Solar projects blossoming across Md., Del.

Associate Editor

(July 19, 2016) If it seems like you’re hearing about a new solar energy project in Maryland and the Delmarva region every other day, you’re not mistaken.
Solar energy is exploding across the state.
Fueled by federal and state incentive programs and a cheaper cost of production, solar projects, commercial and residential, have spread dramatically over the last several years, according to industry data. It’s also rapidly moving into the agricultural industry as farmers increasingly move to add solar to their operations or lease land to companies looking to build solar farms.
“It all kind of hit right around March,” said Paul Goeringer, the University of Maryland Extension’s legal specialist, referring to farmers who have been approached by solar companies looking for access to land to start solar farms.
The total amount of added solar capacity in the state has grown rapidly over the last six years, according to a 2014 report from The Solar Foundation, a Washington-based nonprofit that promotes the industry. In 2010, the state added less than 10 megawatts of solar photovoltaic capacity from residential, non-residential and utility efforts, the report said. In 2014, it was projected to add nearly 80 megawatts.
Last year — 2015 — promised more than 100 megawatts of expansion.
That includes huge solar projects such as one approved in Somerset County, Md., in March. Built by Canadian firm Algonquin Power & Utilities Corp., the farm will reportedly generate up to 150 megawatts on nearly 1,000 acres of leased land comprised of former corn and soybean fields. It stands to be the largest solar farm east of the Mississippi River.
In western Maryland, residents are protesting a plan to install 42,000 solar panels on 86 acres of farmland in Cearfoss. Local leaders in Talbot County placed a moratorium on any solar arrays larger than two acres last month after Apex Clean Energy, a Charlottesville, Va., company, proposed a 370-acre solar project on land zoned for agricultural use.
And those just scratch the surface of projects — large and small — under consideration.
The number of people the industry is hiring in the state is growing rapidly as well. More than 3,000 people worked in the state solar industry in 2014, a 29 percent increase over the previous year.
Dana Sleeper, executive director of the Solar Energy Industries Association’s Washington regional chapter, points to three factors fueling the expansion.
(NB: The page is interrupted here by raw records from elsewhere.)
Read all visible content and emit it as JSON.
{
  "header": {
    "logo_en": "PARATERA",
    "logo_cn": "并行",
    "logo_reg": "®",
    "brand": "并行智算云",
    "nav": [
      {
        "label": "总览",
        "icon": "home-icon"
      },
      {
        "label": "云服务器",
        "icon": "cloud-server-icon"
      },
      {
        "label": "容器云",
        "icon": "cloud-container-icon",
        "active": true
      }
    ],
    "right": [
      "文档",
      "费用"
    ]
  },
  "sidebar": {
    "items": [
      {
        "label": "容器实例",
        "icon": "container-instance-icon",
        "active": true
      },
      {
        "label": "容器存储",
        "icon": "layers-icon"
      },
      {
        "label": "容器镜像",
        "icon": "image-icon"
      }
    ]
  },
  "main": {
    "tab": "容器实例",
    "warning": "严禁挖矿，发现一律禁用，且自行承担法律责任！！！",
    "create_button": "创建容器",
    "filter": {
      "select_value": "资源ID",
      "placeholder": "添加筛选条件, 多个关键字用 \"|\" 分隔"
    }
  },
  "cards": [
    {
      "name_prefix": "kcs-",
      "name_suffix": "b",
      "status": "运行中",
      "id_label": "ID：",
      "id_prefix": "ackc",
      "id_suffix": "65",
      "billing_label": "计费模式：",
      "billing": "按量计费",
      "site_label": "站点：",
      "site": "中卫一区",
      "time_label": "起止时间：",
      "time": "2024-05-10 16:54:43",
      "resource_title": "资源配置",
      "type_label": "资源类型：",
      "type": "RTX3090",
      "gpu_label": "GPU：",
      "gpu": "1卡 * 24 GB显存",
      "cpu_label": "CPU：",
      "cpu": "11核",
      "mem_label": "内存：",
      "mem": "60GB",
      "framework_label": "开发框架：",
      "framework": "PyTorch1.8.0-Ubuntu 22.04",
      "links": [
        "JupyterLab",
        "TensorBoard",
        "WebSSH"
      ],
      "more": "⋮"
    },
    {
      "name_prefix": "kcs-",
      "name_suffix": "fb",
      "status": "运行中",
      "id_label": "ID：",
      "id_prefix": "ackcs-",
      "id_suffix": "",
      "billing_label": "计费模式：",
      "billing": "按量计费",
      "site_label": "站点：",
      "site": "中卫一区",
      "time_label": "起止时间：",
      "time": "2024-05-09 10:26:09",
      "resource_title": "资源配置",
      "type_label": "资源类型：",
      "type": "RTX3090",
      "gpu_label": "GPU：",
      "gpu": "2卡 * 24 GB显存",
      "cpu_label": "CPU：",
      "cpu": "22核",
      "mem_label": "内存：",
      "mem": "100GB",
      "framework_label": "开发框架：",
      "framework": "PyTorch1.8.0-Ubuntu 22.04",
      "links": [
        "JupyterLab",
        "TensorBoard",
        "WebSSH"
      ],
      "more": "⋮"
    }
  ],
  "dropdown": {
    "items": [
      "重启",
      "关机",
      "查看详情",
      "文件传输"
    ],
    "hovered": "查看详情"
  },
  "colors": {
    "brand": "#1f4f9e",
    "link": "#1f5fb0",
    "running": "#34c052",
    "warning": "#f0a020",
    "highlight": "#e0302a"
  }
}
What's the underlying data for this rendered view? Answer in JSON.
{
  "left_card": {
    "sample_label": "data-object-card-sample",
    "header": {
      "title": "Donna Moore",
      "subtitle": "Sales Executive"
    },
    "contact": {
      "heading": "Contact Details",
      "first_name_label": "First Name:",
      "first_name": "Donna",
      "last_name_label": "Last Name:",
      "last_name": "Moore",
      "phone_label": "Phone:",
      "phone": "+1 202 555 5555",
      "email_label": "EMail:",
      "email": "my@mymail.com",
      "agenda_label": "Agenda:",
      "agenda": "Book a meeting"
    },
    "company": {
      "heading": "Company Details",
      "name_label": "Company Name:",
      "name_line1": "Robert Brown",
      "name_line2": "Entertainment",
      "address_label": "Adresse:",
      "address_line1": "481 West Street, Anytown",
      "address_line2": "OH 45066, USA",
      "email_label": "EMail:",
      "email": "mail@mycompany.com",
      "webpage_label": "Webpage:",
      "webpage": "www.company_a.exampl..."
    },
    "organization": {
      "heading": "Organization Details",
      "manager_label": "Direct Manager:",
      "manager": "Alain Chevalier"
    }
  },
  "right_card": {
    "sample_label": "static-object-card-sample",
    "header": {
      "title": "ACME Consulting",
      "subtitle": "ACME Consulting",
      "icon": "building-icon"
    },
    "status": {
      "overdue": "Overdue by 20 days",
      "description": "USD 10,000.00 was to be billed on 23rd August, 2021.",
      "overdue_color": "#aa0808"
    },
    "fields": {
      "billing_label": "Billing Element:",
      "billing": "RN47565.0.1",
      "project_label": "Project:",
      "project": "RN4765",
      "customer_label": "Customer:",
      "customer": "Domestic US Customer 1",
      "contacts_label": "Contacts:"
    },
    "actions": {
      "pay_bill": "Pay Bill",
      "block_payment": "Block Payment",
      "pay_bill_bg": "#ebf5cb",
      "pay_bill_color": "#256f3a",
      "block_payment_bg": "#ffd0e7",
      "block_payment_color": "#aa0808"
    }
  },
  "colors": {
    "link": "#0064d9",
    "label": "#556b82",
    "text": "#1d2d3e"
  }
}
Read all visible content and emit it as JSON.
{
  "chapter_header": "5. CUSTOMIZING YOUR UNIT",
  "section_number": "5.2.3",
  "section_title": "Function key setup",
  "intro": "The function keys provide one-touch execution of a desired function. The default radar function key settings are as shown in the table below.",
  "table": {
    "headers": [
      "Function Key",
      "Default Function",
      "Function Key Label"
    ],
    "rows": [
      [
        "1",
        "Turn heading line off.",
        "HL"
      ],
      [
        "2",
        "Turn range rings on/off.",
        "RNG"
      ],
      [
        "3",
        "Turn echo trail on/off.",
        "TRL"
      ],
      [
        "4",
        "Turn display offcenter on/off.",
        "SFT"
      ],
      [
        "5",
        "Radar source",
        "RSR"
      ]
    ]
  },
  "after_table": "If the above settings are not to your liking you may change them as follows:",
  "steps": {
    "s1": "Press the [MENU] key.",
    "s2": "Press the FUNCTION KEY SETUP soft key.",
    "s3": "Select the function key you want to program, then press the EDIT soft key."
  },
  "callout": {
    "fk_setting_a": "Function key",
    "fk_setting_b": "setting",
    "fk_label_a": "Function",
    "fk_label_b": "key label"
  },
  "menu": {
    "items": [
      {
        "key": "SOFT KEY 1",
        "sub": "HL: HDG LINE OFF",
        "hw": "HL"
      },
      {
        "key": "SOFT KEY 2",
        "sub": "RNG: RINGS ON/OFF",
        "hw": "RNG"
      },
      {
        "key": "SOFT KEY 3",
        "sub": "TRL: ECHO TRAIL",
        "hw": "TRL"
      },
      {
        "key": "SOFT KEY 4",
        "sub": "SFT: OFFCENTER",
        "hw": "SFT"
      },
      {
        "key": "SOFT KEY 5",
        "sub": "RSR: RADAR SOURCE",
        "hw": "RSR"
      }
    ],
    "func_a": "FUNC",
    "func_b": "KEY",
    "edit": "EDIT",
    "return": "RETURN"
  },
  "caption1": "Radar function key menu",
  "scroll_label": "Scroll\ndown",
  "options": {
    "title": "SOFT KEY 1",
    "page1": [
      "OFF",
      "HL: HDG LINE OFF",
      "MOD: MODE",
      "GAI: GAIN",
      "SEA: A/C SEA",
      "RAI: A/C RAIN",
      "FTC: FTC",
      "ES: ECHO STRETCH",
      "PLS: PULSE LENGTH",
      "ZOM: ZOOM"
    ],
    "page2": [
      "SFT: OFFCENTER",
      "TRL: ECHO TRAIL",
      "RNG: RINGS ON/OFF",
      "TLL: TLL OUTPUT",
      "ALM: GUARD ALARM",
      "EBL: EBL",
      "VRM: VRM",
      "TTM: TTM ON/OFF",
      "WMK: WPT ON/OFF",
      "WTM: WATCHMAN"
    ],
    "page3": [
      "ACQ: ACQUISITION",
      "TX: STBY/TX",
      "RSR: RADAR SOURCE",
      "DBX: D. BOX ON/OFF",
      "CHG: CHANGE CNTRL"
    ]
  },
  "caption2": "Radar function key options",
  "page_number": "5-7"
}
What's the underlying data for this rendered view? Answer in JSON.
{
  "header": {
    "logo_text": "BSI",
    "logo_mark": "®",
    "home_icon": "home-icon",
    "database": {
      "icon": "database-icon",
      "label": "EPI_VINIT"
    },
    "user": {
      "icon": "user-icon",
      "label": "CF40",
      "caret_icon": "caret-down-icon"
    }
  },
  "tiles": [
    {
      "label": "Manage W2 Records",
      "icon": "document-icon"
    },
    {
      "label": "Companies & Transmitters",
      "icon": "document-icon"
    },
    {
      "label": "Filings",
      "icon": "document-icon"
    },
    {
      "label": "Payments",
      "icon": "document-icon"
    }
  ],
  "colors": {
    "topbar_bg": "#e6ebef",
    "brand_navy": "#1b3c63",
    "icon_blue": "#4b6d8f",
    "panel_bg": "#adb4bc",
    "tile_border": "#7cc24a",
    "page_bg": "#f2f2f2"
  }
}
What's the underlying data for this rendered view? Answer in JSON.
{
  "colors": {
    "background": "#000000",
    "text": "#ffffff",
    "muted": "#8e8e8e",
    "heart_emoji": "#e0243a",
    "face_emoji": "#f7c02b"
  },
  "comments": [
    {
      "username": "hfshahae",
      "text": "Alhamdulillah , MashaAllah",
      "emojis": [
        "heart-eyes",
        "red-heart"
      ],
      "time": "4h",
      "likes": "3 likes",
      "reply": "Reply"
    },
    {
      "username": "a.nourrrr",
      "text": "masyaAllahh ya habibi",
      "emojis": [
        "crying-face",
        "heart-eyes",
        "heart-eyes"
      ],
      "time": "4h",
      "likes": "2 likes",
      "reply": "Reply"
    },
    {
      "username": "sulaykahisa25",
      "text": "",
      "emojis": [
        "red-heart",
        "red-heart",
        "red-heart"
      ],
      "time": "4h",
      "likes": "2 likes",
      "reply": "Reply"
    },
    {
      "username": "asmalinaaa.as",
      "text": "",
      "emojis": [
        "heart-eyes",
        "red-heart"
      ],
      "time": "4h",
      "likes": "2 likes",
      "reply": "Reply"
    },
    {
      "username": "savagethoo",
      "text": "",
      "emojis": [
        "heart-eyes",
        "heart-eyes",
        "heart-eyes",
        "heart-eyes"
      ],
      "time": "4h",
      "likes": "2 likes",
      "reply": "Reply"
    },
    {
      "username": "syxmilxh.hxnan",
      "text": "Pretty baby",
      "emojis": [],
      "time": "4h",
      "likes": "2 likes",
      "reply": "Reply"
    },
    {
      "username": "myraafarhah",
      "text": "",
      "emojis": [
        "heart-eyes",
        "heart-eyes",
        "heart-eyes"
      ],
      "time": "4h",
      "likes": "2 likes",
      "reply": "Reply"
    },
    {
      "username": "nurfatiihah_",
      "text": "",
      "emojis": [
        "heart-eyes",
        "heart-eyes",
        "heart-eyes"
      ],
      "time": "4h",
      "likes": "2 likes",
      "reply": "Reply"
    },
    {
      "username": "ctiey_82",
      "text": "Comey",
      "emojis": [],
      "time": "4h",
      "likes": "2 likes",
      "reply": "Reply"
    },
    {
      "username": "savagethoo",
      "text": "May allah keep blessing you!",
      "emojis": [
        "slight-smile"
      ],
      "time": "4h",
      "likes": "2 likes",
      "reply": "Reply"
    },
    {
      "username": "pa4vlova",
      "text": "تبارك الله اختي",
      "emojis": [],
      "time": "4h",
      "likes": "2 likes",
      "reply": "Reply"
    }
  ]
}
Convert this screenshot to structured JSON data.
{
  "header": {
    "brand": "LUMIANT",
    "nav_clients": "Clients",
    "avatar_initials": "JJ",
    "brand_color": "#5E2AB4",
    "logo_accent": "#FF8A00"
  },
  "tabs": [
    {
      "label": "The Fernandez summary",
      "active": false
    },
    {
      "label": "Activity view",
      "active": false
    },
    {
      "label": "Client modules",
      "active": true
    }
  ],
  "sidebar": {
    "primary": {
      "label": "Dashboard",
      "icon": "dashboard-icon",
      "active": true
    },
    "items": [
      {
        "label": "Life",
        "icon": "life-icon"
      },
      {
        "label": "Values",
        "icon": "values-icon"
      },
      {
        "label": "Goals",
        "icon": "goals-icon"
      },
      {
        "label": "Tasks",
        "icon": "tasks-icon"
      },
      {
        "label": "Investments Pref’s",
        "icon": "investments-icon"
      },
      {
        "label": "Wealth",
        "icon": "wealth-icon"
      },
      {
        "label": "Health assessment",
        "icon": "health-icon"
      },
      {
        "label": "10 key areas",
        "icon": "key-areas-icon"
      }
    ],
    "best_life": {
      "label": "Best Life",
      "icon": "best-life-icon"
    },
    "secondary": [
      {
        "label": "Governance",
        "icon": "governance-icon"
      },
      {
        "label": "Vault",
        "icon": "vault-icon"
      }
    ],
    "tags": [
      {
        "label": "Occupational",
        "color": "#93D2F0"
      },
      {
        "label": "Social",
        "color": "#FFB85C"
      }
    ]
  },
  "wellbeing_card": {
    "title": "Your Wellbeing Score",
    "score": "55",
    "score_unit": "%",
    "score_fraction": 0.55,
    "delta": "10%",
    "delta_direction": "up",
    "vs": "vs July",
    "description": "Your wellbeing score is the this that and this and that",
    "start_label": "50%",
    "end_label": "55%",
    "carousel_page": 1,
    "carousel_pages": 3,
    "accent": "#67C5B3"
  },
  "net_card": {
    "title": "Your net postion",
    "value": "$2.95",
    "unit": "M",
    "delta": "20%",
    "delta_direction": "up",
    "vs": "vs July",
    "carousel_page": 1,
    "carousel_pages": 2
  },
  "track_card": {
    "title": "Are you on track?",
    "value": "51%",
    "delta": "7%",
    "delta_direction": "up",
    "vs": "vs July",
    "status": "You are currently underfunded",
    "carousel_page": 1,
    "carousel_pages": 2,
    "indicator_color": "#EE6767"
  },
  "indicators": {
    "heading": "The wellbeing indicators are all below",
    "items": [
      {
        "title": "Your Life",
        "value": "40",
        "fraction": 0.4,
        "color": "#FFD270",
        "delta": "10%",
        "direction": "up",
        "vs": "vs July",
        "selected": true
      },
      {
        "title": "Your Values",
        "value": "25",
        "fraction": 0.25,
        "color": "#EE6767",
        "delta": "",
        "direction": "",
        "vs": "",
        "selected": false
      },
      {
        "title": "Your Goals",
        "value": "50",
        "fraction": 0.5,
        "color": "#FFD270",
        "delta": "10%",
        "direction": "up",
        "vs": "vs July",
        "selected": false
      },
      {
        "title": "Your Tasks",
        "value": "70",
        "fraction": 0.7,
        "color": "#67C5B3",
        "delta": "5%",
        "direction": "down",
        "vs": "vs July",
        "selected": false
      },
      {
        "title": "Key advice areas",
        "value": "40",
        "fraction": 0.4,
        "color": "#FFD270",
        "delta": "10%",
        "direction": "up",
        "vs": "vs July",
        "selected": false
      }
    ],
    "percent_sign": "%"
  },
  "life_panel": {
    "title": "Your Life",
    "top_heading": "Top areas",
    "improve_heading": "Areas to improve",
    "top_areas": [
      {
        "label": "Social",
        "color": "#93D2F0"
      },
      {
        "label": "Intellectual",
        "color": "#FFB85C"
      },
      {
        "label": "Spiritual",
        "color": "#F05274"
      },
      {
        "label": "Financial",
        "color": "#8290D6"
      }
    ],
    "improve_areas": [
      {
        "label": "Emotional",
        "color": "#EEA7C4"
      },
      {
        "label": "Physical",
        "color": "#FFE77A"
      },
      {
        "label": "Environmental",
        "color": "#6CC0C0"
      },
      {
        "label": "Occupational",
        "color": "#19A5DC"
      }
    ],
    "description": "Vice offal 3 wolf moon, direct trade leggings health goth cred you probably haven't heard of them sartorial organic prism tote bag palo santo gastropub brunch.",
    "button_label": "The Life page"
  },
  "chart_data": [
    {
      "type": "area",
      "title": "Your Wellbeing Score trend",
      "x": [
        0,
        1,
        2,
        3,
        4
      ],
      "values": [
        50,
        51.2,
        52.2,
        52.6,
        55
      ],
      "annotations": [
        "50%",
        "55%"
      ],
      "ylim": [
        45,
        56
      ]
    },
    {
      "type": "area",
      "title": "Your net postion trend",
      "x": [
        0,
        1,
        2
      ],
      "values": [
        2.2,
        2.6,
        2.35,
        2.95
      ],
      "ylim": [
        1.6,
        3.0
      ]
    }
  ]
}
First, solar panels are much cheaper to make than they were two decades ago, and the technology has also improved. Second, Congress extended last year a 30 percent tax credit for residential and commercial solar projects. And third, Maryland’s Renewable Portfolio Standard, which powers one of the most ambitious state renewable energy programs in the nation. The program, which requires electricity suppliers to produce a minimum of retail electricity sales from renewable sources, works toward the goal of having 20 percent of the state’s energy produced from renewable sources by 2022.
“Those three things have been pretty big factors,” she said. “Even though (my organization is) 30 years old, solar energy has not really taken off until recently. … Without the (portfolio standard), there’s not much really driving that large-scale development.”
Goeringer and the Extension have held at least one workshop for farmers dealing with solar companies and plan to hold more across the Eastern Shore.
He compares the flood of interest in solar power to the explosion of natural gas speculation that gripped western Maryland (and many farmland owners) before the recession and a state gas moratorium killed the market.
Goeringer said he wants farmers to be informed when they’re considering working with solar companies. Solar structures and their contracts can limit what a landowner can do with their property, and there are other countless issues as well, such as whether a conservation easement even allows for a solar lease.
“In many cases, landowners have never seen a contract this long,” he said. “On average, they’re 20 to 30 pages long.”
Garrett County officials held a tip session for farmers in May that reminded them to consider questions and issues related to whether a farmer should seek out legal advice concerning easements and covenants. They also suggested asking about whether the structures create issues soil or drainage damage.
“It’s mainly just making sure that people are aware of what they’re getting into,” Goeringer said.